Figure 4-6 shows the Axis beginning to surround Zagreb and Belgrade . Each of those cities contains a factory so they both have to be captured to conquer Yugoslavia. This is similar to Poland. Leaving single Yugoslavian units alone in a hex is dangerous for the Allies. The Germans can build up a pretty fierce attack against single units which have 4 or less combat factors.
In Figure 4-7 the Axis has pulled closer to the cities, despite the previous impulses bad weather. By late in Mar/Apr 1940 (impulse #10) the Allies have brought air units into Yugoslavia. Mostly they are positioned there to perform strategic bombing missions against German factories. In combination with strategic bombers flying out of England, virtually every German held factory and oil resource needs fighter protection. That’s from Lille to Stettin to Lodz to Vienna to Ploesti. G says: Another reason to take Greece is the threat to the Rumanian oil by the Allied bombers.
Figure 4-8 shows the noose tightening on Zagreb. Paris has just fallen and the Germans have started rebasing bombers - the Stuka Ju 87D is within range of Zagreb. By the first impulse of July/Aug 1940, (Figure 4-9), Zagreb has fallen. The Germans were able to rail the von Bock HQ into Rumania before the May/June turn ended. Then he was reorganized at the end of the turn and be available for the attack on Belgrade . As is my normal practice, I took my time attacking the two Yugoslavian factory cities, taking one per impulse and making sure the attack odds were overwhelming. The Axis can’t afford losses if they are going to have enough units for the USSR.
G says: If France had held out longer [e.g., by not having two “end the turn then start the next turn” by the Axis], the Yugoslavian battle would have been harder for the Axis. With the Allies coming up through Greece, it would have been an interesting “Churchill” Balkan scenario. The first “end the turn then start the next turn” occurred in Nov/Dec 1939 to Jan/Feb 1940 letting Germany conquer and occupy all of Belgium. The second occurred in Mar/Apr 1940 to May/June 1940, letting Germany rocket into France and move adjacent to Paris.
Lastly, Figure 4-10 shows Belgrade taken and the Germans threatening to liberate Greece. In reality, I had no intention of fighting through to recapture Athens. The British navy was too strong. We were playing with defensive shore bombardment, so a couple of Commonwealth units in Athens would have been doubled. Again, I did not want to lose any German units.
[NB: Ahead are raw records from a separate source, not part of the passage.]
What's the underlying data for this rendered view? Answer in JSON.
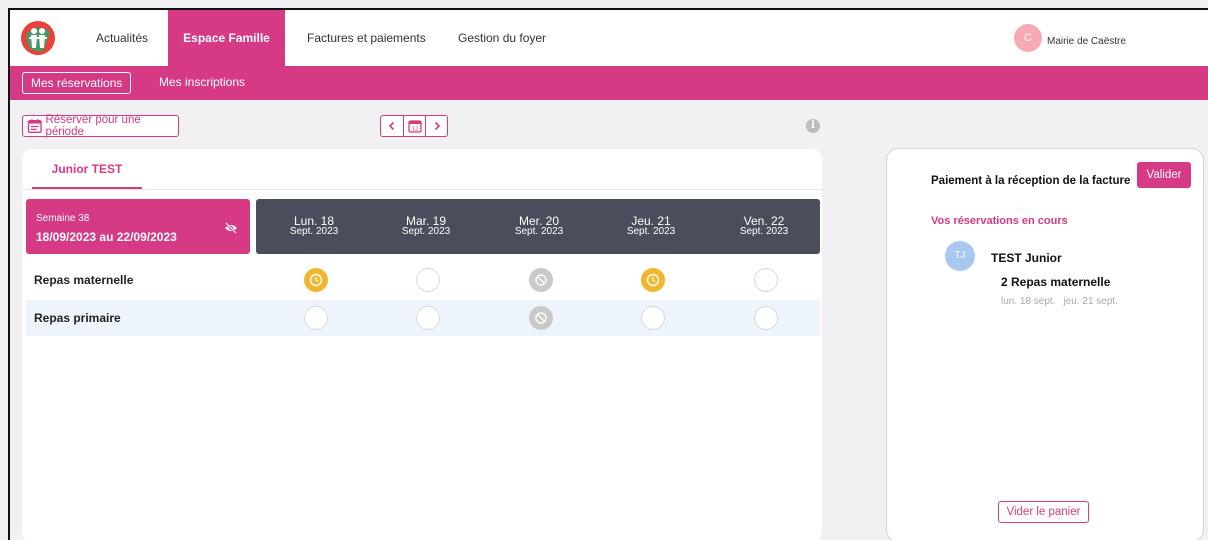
{
  "nav": {
    "items": [
      {
        "label": "Actualités",
        "active": false
      },
      {
        "label": "Espace Famille",
        "active": true
      },
      {
        "label": "Factures et paiements",
        "active": false
      },
      {
        "label": "Gestion du foyer",
        "active": false
      }
    ],
    "user": {
      "initial": "C",
      "name": "Mairie de Caëstre"
    }
  },
  "subnav": {
    "items": [
      {
        "label": "Mes réservations",
        "active": true
      },
      {
        "label": "Mes inscriptions",
        "active": false
      }
    ]
  },
  "toolbar": {
    "reserve_period": "Réserver pour une période",
    "calendar_day": "12",
    "info_glyph": "i"
  },
  "planning": {
    "child_tab": "Junior TEST",
    "week": {
      "label": "Semaine 38",
      "range": "18/09/2023 au 22/09/2023"
    },
    "days": [
      {
        "day": "Lun. 18",
        "month": "Sept. 2023"
      },
      {
        "day": "Mar. 19",
        "month": "Sept. 2023"
      },
      {
        "day": "Mer. 20",
        "month": "Sept. 2023"
      },
      {
        "day": "Jeu. 21",
        "month": "Sept. 2023"
      },
      {
        "day": "Ven. 22",
        "month": "Sept. 2023"
      }
    ],
    "rows": [
      {
        "label": "Repas maternelle",
        "states": [
          "reserved",
          "empty",
          "blocked",
          "reserved",
          "empty"
        ]
      },
      {
        "label": "Repas primaire",
        "states": [
          "empty",
          "empty",
          "blocked",
          "empty",
          "empty"
        ]
      }
    ]
  },
  "cart": {
    "payment_text": "Paiement à la réception de la facture",
    "validate_label": "Valider",
    "current_title": "Vos réservations en cours",
    "child_initials": "TJ",
    "child_name": "TEST Junior",
    "meal_summary": "2 Repas maternelle",
    "dates": [
      "lun. 18 sept.",
      "jeu. 21 sept."
    ],
    "empty_label": "Vider le panier"
  },
  "colors": {
    "brand": "#d63a84",
    "reserved": "#f0b62f",
    "blocked": "#c9c9c9",
    "dark_header": "#4a4e5c",
    "avatar_blue": "#a9c8ef",
    "avatar_pink": "#f7a9b4"
  }
}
As happened historically, the Balkans were a sideshow. In this case the Allies held onto Athens (an objective city and a victory point). But a couple of Axis units positioned north of Athens discouraged the Allies from venturing any farther. Yugoslavia fell on schedule, giving the Axis time to move the units fighting there east and up to the Rumania-Russia border. In the long run, the Yugoslavian and Greek resources added to the German build point total every turn thereafter.